Experts in the field of narcotic control were in complete agreement that the 1942 amendment of Section 8 of the Act was necessary and in the public interest, and despite the fact that the proposal was fought in several States, forward-looking States




such as Colorado, Kentucky, Louisiana, Iowa, North Dakota, Wisconsin, Minnesota, Montana, Oregon, New Jersey, South Dakota, Vermont, and the Territory of Alaska adopted this amendment. In relation to this section, it is noteworthy that heroin is neither lawfully manufactured in, nor imported into, the United States.

Some States have inserted in the Uniform State Narcotic Law sections providing for confinement and treatment in State hospitals for persons convicted under the Act, while other States have made drug addiction an offense under the Disorderly Persons Act. Practically every State has provided a section in their Act relative to search and seizure. Some States, such as Delaware, North Carolina, New Jersey, Maryland, and New York have added sections regulating the possession of hypodermic syringes and needles.

Section 21 of the Act, which provides that no person shall be prosecuted for a violation of any provision of the Act if such person has been convicted or acquitted under the Federal narcotic laws for the same act, or omission which it is alleged constitutes a violation of the Act, has been deleted by New Jersey and Maine. The courts have held that a single offense which violates both Federal and State criminal laws results in distinct offenses against two separate governments. In view of the viciousness of the illicit narcotic traffic, who would not want to see the offenders subject to two long prison terms?
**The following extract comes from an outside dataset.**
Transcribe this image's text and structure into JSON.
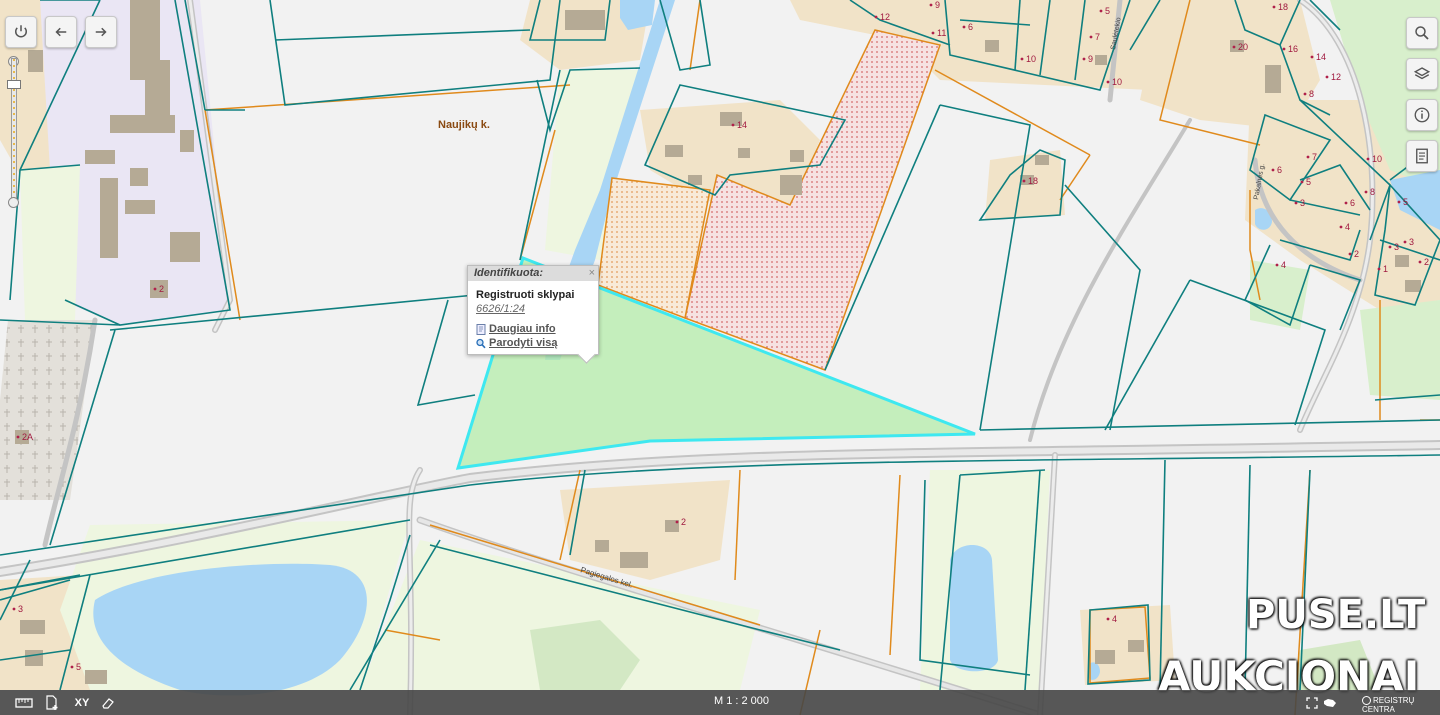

New Jersey, considered by experts to have the strongest and finest laws in the United States pertaining to narcotics, has recently adopted as a type of offense what is known as proselytism in regard to narcotic drugs. New Jersey law, which can be particularly effective where juveniles are involved, provides that any person who induces or persuades any other person to use any narcotic drug unlawfully, or aids or contributes to such use of any narcotic drug by any other person, is guilty of a high misdemeanor, and subject to a penalty of up to seven years imprisonment, together with a fine. This broad enactment should prove a powerful weapon for prosecutors.

Section 7 of the Uniform Act, which deals with the professional use of narcotic drugs, is extremely important. It provides that a




physician in good faith and in the course of his professional practice only, may prescribe, administer, and dispense narcotic drugs. This same provision is also contained in the Federal law. Most States have required the prescription to be in writing. Federal regulations require that the prescription be in writing, except in the case of exempt preparations or where the drugs are dispensed to bona-fide patients directly. Thus, the physician's privilege is predicated on two elements-the patient, and the dispensation in the course of professional practice only. It follows, of course, that if that important second element is not present, the physician's privilege is nullified.

The Act is silent with relation to the specific diseases for which a narcotic drug may be supplied, and the question of what constitutes bona-fide medical practice is determined by a consideration of the evidence and the circumstances. The answer resolves itself on whether the prescription was real and genuine and was predicated on bad faith rather than bad judgment. A physician may prescribe narcotic drugs for a disease or injury in the treatment of which narcotic drugs are medically indicated; however, dispensing the drug for the purpose of satisfying the craving of an addict for the drug is not dispensing or distributing it in the course of professional practice and is therefore illegal.